There was a time when gay, queer, retarded merely meant one was happy/light hearted, strange/odd, or simply felt ill equipped or unable to figure something out. It certainly was not said to reference a particular type of person or group. It is little wonder communicating with someone has become so difficult; we have become cautious of every word we say in order to not be misunderstand or step on someone's toes.
So now we must censor every word and to do that we need to move into our heads to evaluate our words before saying them. It certainly is most important to think before we speak in order to be clear at what we really want to say to someone and to be certain we relay our message in a clear and concise manner. All too often we just open up our mouths and start an endless flow of words with no real sense of what we are attempting to communicate. However, to then have to sort through every single words means we have to filter things through the list of current "politically correct" lingo that might be construed as offensive. It's all pretty confusing not to mention time consuming which thusly can make for opting to say nothing at all.

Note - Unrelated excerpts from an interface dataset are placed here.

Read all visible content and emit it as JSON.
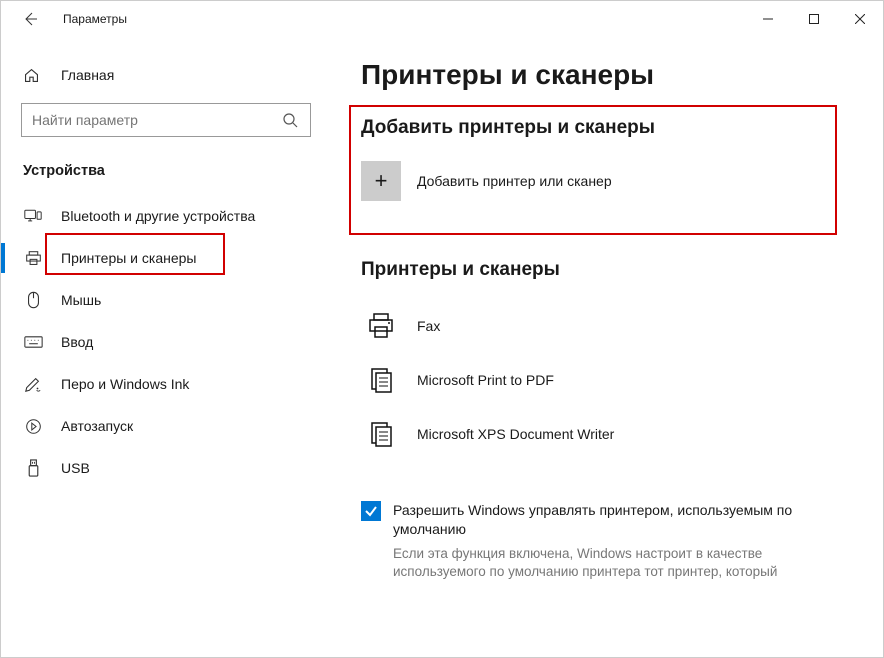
{
  "titlebar": {
    "app_title": "Параметры"
  },
  "sidebar": {
    "home_label": "Главная",
    "search_placeholder": "Найти параметр",
    "category": "Устройства",
    "items": [
      {
        "label": "Bluetooth и другие устройства"
      },
      {
        "label": "Принтеры и сканеры"
      },
      {
        "label": "Мышь"
      },
      {
        "label": "Ввод"
      },
      {
        "label": "Перо и Windows Ink"
      },
      {
        "label": "Автозапуск"
      },
      {
        "label": "USB"
      }
    ]
  },
  "main": {
    "page_title": "Принтеры и сканеры",
    "add_section_header": "Добавить принтеры и сканеры",
    "add_button_label": "Добавить принтер или сканер",
    "list_header": "Принтеры и сканеры",
    "printers": [
      {
        "name": "Fax"
      },
      {
        "name": "Microsoft Print to PDF"
      },
      {
        "name": "Microsoft XPS Document Writer"
      }
    ],
    "default_checkbox_label": "Разрешить Windows управлять принтером, используемым по умолчанию",
    "default_checkbox_desc": "Если эта функция включена, Windows настроит в качестве используемого по умолчанию принтера тот принтер, который"
  }
}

It is my understanding to have good communications with someone we seek to share our thoughts, observations, ideas, and dreams, requires we simply show up and share what is unfolding in our heart. My experience is that in the unfolding of the conversation we find clarity and support for whatever resides in our heart. More times than not the person we are speaking with will prompt us to hone down our seeming rantings by asking us questions, or reflecting back what they are hearing us say so they can be clear they are hearing what we mean, which in turn helps us get more clear. There is nothing more warming to the heart than to have someone you can just be yourself with and speak from a place of comfort knowing that whatever you say will be understood. For in the dialoguing both parties gain a deeper understanding of the topic and each other.
I don't know, this "politically correct" notion just seems like a lot of rhetoric for keeping us on the surface rather then genuinely speaking from our heart center. What do I know though? I'm just a simple person who prefers letting my heart play with someone else's heart and learn a thing or two about each other while we laugh about the silliness of it all. But then, I also prefer to hear someone's voice over texting so I can accurately hear the tone for which they speak and look in their face for their expressions to make certain I understand the feelings behind the words. To me, that can only happen when people talk to each other from their hearts. And, your thoughts on the topic are . . .
Vicky Kelm Williams
I find people absolutely fascinating!